County officials have adopted a new budget that applies $400,000 in settlement funds from a class-action opioid lawsuit to help pay for state mandated medication-assisted treatment for jail inmates at the facility. Above, the Kennebec County Correctional Facility in Augusta. Joe Phelan/Kennebec Journal file

AUGUSTA — Kennebec County commissioners endorsed a spending plan Tuesday that increases annual expenses by 11% but requires only 5% more in property tax revenue for the budget year that starts July 1.

Even before commissioners approved the budget, County Administrator Scott Ferguson said he has already started working on the budget for the fiscal year starting July 1, 2024, to get an understanding of the county’s financial outlook.

Scott Ferguson is the county administrator for Kennebec County. Jessica Lowell/Kennebec Journal file

“I have to figure out with all the contractual increases where we’re going to end up and what next year’s budget will look like, because there’s a lot going on,” Ferguson said.

County operations, which employ 161 full-time staff and eight part-time, will spend $19,310,644, a nearly 11% increase over the current year. That money will pay for an additional deputy for the Kennebec County Sheriff’s Office and an additional maintenance technician to help maintain the county’s three buildings — Hill House, which houses most county offices; the historic Kennebec County Courthouse; and the Kennebec County Correctional Facility.

But the taxpayers’ share of meeting that obligation — $14,280,820 — has increased by only 5%. To achieve that, county officials used $1 million in undesignated fund balance to offset extra spending, cut funding for jail medical services, kept frozen unfilled corrections officers positions and held employee benefits at the level budgeted for the current fiscal year.

They also applied $400,000 received in settlement funds from a class-action opioid lawsuit to help pay for state mandated medication-assisted treatment for jail inmates. The program is intended to help people with addiction disorders to curb their cravings for opiates.


In an interview, Ferguson noted the mandate from the state of Maine comes with a price tag of $638,000 but is not accompanied by any funding. While opioid settlement funds are anticipated to be paid out over the next 17 years, payments in future years will be less than this year’s payment.

The changes made to this year’s $19.3 million budget follow a pattern of increasing county spending with varying levels of tax hikes needed to fund the operations. For the 2022 fiscal year, county spending increased 21.85% while taxes collected were up 8.7%; in 2021, spending increased 8.3% and taxes were up 8.45%; in 2020, spending increased 2.73% and taxes were up 2.73%; and in 2019, spending increased 4.41% and taxes collected were up 2.99%.

Ferguson launched the budget process earlier this year than has been done in the past, so that a final vote takes place in March instead of June.
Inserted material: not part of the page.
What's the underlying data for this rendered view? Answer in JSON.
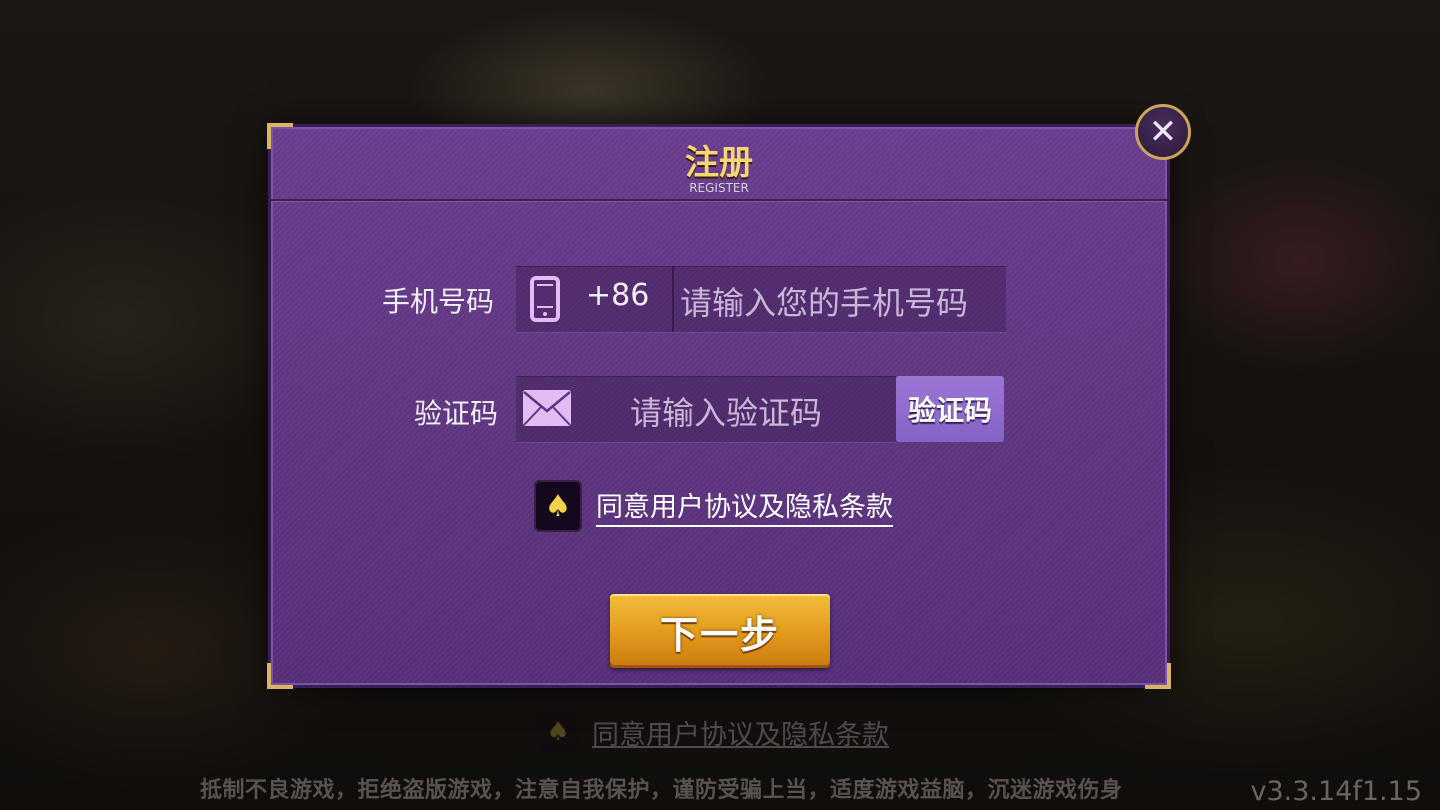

In addition, Ferguson and his staff created a spending plan that shows the actual cost of running each department, including the expense of benefits.

While establishing county spending is straightforward, how that’s applied to county taxpayers is less so.

Revenue for the county comes from fees collected from several of its departments, including the Registry of Deeds, and from property taxes assessed throughout the 29 municipalities and unorganized territory in Kennebec County.  The allocation of each municipality’s share is based on the state’s equalized valuation. Across Kennebec County, the amount to be collected and passed on to support county government ranges from $2.1 million in Augusta to $6,751 in Unity Township.

In Kennebec County, the county’s Budget Committee, made up of elected and appointed officials from across the three commissioner districts, consider the proposed budget and offer up revisions before finalizing the document. By law, two public hearings on the budget are held, one in Waterville and one in Augusta. Following that, the budget goes to the commissioners for the final vote.

Related Headlines

Only subscribers are eligible to post comments. Please subscribe or login first for digital access. Here’s why.

Use the form below to reset your password. When you've submitted your account email, we will send an email with a reset code.

filed under: